#1

I recently started using a magnetic pin finisher to remove the
investment coating a silver object after casting. I added water and
"Super Sunsheen Burnishing Compound" to the container of stainless
steel pins. After about 15 minutes of spinning I examined the
results and found everything: silver object, pins and container
coated with a sticky black sludge. I had to change the water and
burnishing compound four times to get rid of the sludge. Has anyone
experienced this? If so, how have you overcome the problem?


#2

I had the same problem. it looked like a thin layer of tar. I stopped
using the burnishing compound and started using washing up liquid
instead. now it works really well with no sludge.
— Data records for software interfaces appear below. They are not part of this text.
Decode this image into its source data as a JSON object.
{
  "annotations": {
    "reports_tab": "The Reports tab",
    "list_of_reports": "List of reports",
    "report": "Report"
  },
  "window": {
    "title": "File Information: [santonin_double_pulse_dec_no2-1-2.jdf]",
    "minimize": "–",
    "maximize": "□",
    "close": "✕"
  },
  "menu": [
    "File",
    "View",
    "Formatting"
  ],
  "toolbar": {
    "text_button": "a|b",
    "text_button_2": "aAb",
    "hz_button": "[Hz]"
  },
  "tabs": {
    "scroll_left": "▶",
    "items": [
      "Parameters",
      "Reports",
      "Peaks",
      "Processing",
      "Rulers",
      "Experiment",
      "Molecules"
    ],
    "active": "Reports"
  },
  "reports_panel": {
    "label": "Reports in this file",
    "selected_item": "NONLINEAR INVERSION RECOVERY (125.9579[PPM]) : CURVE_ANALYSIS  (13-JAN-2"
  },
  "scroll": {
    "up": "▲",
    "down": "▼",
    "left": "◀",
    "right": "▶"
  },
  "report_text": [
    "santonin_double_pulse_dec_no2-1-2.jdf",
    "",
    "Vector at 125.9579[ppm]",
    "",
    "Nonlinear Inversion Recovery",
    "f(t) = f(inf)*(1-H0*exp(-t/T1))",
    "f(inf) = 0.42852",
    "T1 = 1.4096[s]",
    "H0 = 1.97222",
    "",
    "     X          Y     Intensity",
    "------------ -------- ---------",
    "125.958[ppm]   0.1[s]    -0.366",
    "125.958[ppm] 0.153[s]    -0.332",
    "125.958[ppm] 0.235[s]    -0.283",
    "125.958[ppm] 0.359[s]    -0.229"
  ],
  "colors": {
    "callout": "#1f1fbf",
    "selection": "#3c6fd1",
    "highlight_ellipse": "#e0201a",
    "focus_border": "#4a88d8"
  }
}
I don’t know what
to do with the powder now though…

Chris


#3

I have found that it does not take very much casting investment at
all to contaminate the solution. But the pins are really good at
knocking the last little bits of investment out of the hard places.
My trick is to reuse solution the from the last run for a minute or
so and then change the solution so any investment is flushed out and
the tumbling continues in clean solution.
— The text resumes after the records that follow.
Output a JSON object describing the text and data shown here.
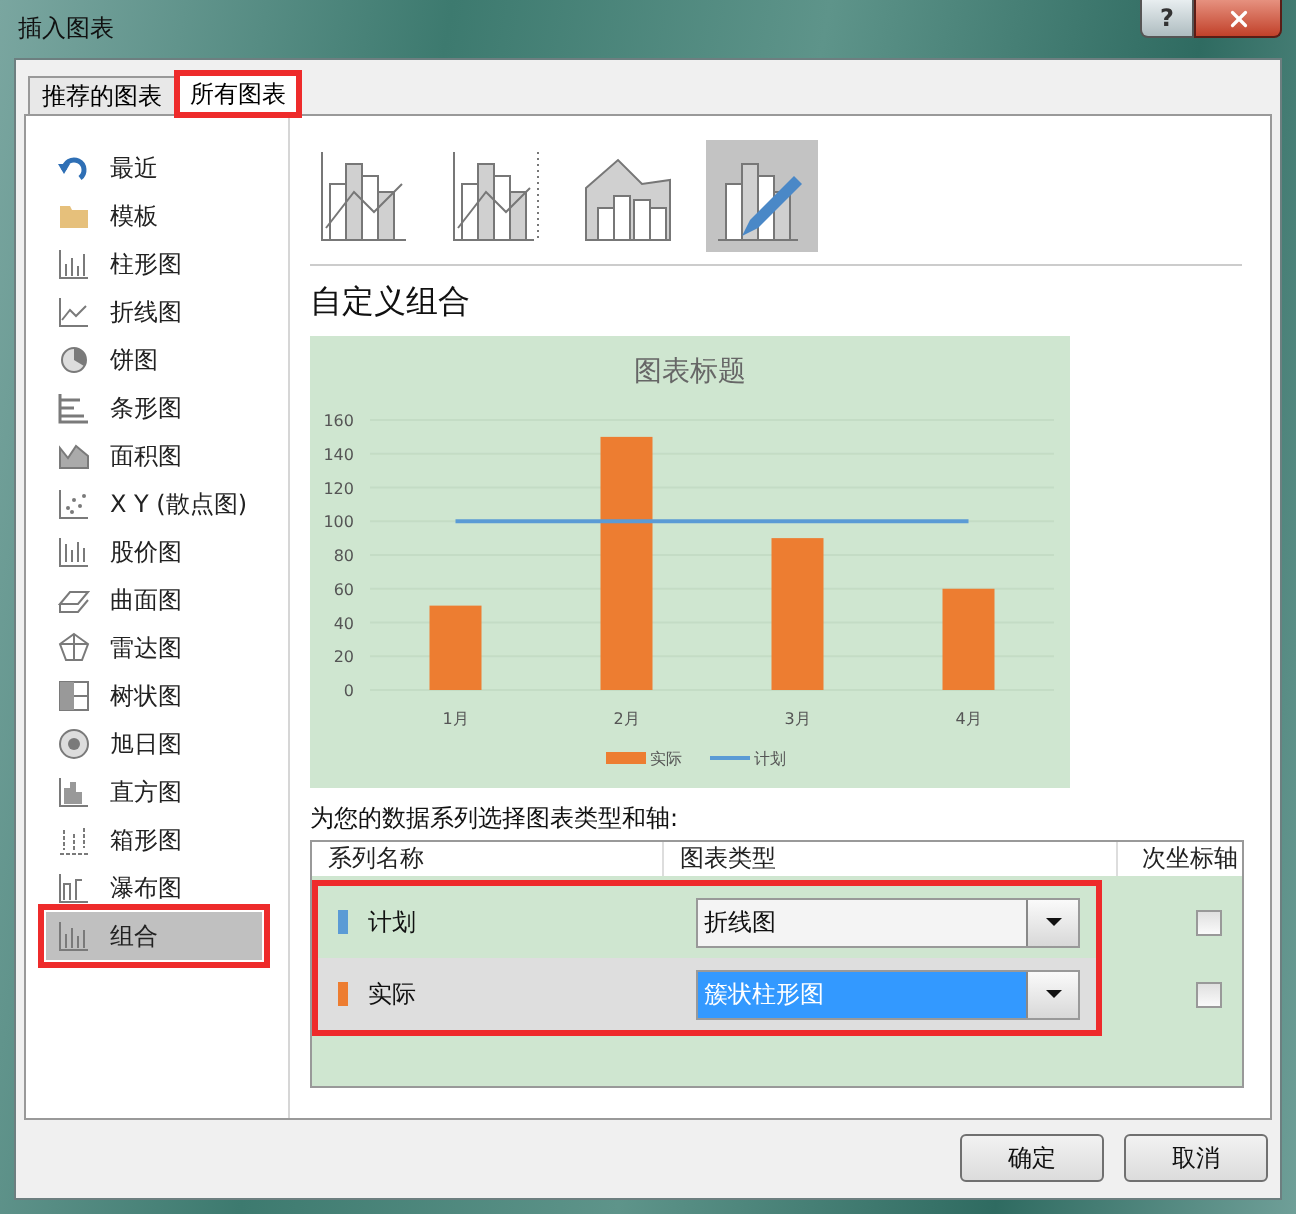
{
  "window": {
    "title": "插入图表",
    "help": "?"
  },
  "tabs": [
    {
      "label": "推荐的图表",
      "selected": false,
      "highlighted": false
    },
    {
      "label": "所有图表",
      "selected": true,
      "highlighted": true
    }
  ],
  "sidebar": {
    "items": [
      {
        "label": "最近",
        "selected": false,
        "highlighted": false
      },
      {
        "label": "模板",
        "selected": false,
        "highlighted": false
      },
      {
        "label": "柱形图",
        "selected": false,
        "highlighted": false
      },
      {
        "label": "折线图",
        "selected": false,
        "highlighted": false
      },
      {
        "label": "饼图",
        "selected": false,
        "highlighted": false
      },
      {
        "label": "条形图",
        "selected": false,
        "highlighted": false
      },
      {
        "label": "面积图",
        "selected": false,
        "highlighted": false
      },
      {
        "label": "X Y (散点图)",
        "selected": false,
        "highlighted": false
      },
      {
        "label": "股价图",
        "selected": false,
        "highlighted": false
      },
      {
        "label": "曲面图",
        "selected": false,
        "highlighted": false
      },
      {
        "label": "雷达图",
        "selected": false,
        "highlighted": false
      },
      {
        "label": "树状图",
        "selected": false,
        "highlighted": false
      },
      {
        "label": "旭日图",
        "selected": false,
        "highlighted": false
      },
      {
        "label": "直方图",
        "selected": false,
        "highlighted": false
      },
      {
        "label": "箱形图",
        "selected": false,
        "highlighted": false
      },
      {
        "label": "瀑布图",
        "selected": false,
        "highlighted": false
      },
      {
        "label": "组合",
        "selected": true,
        "highlighted": true
      }
    ]
  },
  "subtypes": [
    {
      "selected": false
    },
    {
      "selected": false
    },
    {
      "selected": false
    },
    {
      "selected": true
    }
  ],
  "heading": "自定义组合",
  "preview": {
    "chart_data": {
      "type": "bar",
      "title": "图表标题",
      "categories": [
        "1月",
        "2月",
        "3月",
        "4月"
      ],
      "ylim": [
        0,
        160
      ],
      "yticks": [
        0,
        20,
        40,
        60,
        80,
        100,
        120,
        140,
        160
      ],
      "series": [
        {
          "name": "实际",
          "color": "#ed7d31",
          "type": "bar",
          "values": [
            50,
            150,
            90,
            60
          ]
        },
        {
          "name": "计划",
          "color": "#5b9bd5",
          "type": "line",
          "values": [
            100,
            100,
            100,
            100
          ]
        }
      ],
      "grid": true,
      "legend": "bottom"
    }
  },
  "series_prompt": "为您的数据系列选择图表类型和轴:",
  "series_table": {
    "columns": [
      "系列名称",
      "图表类型",
      "次坐标轴"
    ],
    "highlighted": true,
    "rows": [
      {
        "name": "计划",
        "color": "#5b9bd5",
        "chart_type": "折线图",
        "selected": false,
        "secondary_axis": false
      },
      {
        "name": "实际",
        "color": "#ed7d31",
        "chart_type": "簇状柱形图",
        "selected": true,
        "secondary_axis": false
      }
    ]
  },
  "buttons": [
    "确定",
    "取消"
  ]
}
But another possibility is that like most tumbling systems the media
works better after it has been run for a while. I am willing to bet
there are hundreds of craftsmen who have bought new tumbling systems
and been so disappointed in the first results that they never used
them again. If I get new plastic media or porcellain burnishing media
I will run it for several days, changing the compound now and then to
break it in. I would think that running your magnetic tumbler with
some bits of scrap for an hour or so should be enough to do the same
thing.
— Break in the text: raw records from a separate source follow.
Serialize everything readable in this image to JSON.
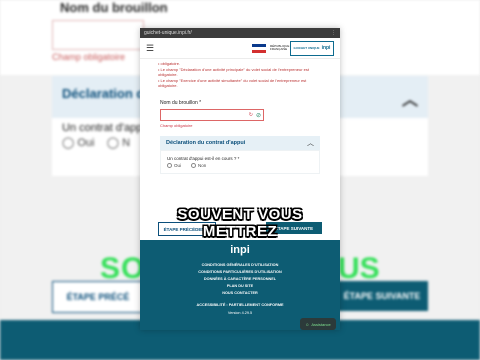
{
  "background": {
    "field_label": "Nom du brouillon",
    "field_error": "Champ obligatoire",
    "section_title": "Déclaration du c",
    "question": "Un contrat d'app",
    "radio_oui": "Oui",
    "radio_non": "N",
    "btn_prev": "ÉTAPE PRÉCÉ",
    "btn_next": "ÉTAPE SUIVANTE",
    "green_left": "SO",
    "green_right": "US"
  },
  "phone": {
    "url": "guichet-unique.inpi.fr/",
    "brand": "inpi",
    "brand_sub": "GUICHET UNIQUE",
    "gov_text": "RÉPUBLIQUE FRANÇAISE",
    "menu_icon": "hamburger-icon",
    "errors": [
      "obligatoire.",
      "Le champ \"Déclaration d'une activité principale\" du volet social de l'entrepreneur est obligatoire.",
      "Le champ \"Exercice d'une activité simultanée\" du volet social de l'entrepreneur est obligatoire."
    ],
    "field_label": "Nom du brouillon *",
    "field_error": "Champ obligatoire",
    "accordion_title": "Déclaration du contrat d'appui",
    "question": "Un contrat d'appui est-il en cours ? *",
    "radio_oui": "Oui",
    "radio_non": "Non",
    "btn_prev": "ÉTAPE PRÉCÉDENTE",
    "btn_next": "ÉTAPE SUIVANTE",
    "footer_logo": "inpi",
    "footer_links": [
      "CONDITIONS GÉNÉRALES D'UTILISATION",
      "CONDITIONS PARTICULIÈRES D'UTILISATION",
      "DONNÉES À CARACTÈRE PERSONNEL",
      "PLAN DU SITE",
      "NOUS CONTACTER"
    ],
    "footer_access": "ACCESSIBILITÉ : PARTIELLEMENT CONFORME",
    "footer_version": "Version 4.29.5",
    "fab_label": "Assistance"
  },
  "caption": {
    "line1": "SOUVENT VOUS",
    "line2": "METTREZ"
  },
  "colors": {
    "brand_teal": "#0d5c73",
    "error_red": "#c34444",
    "accent_green": "#36e05a"
  }
}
#4

Hi Harvey,

Here’s a couple thoughts.

I’ve seen this with my magnetic tumbler, and unless you clean the
pins after every use, you will see the black sludgy stuff. My guess
is that it is a chemical reaction with the amount of casting skin
and the polishing compound. However, there is a couple of quick fixes
and suggestions.

  1. Coca Cola. On a hot day, beyond Coke Cola’s refreshing
    effervescent bubbly malted battery acid goodness, it is a superb
    cleaner for your magnetic tumbling pins. No kidding. It must be
    regular Coca Cola and only the Coca Cola formula, no substitutes, no
    diet (diet doesn’t work, could be the lack of high fructose corn
    syrup, LOL), but I always had a large 2 liter container at the
    studio.

  2. Dawn. It’s not just for dishes, it’s a superb degreaser and
    lubricant for your silver stuff and stainless pins. Use about 3 drops
    per one cup of water.

  3. Polish in three steps not all at once. With casting, you have a
    lot “skin” to remove and the amount of water/chemicals vs. cast
    elements might be overloading the efficiency of the process. Break up
    the polishing steps. I would clean the pins with coke first to remove
    any residue from previous polishes, rinse everything well, add the
    Dawn for two of the three steps. The last and final polish, use Rio’s
    Burnishing Compound.

We forget sometimes that polishing, all polishing needs to be done
in steps. There isn’t a "one time it does it all for everything"
step. One kind of grit will remove the burs and this could be ceramic
media in a large vibrating tumbler. Then different polishing
compounds, whether it be a flex shaft, large motor, small tumbler or
magnetic pin polisher, needs finer and finer polishing compounds, be
it a waxy stick type, or Radial Bristle Brush, sand paper or tumbling
to achieve the level of brilliance as you require.

Hope this helps.
Karen christians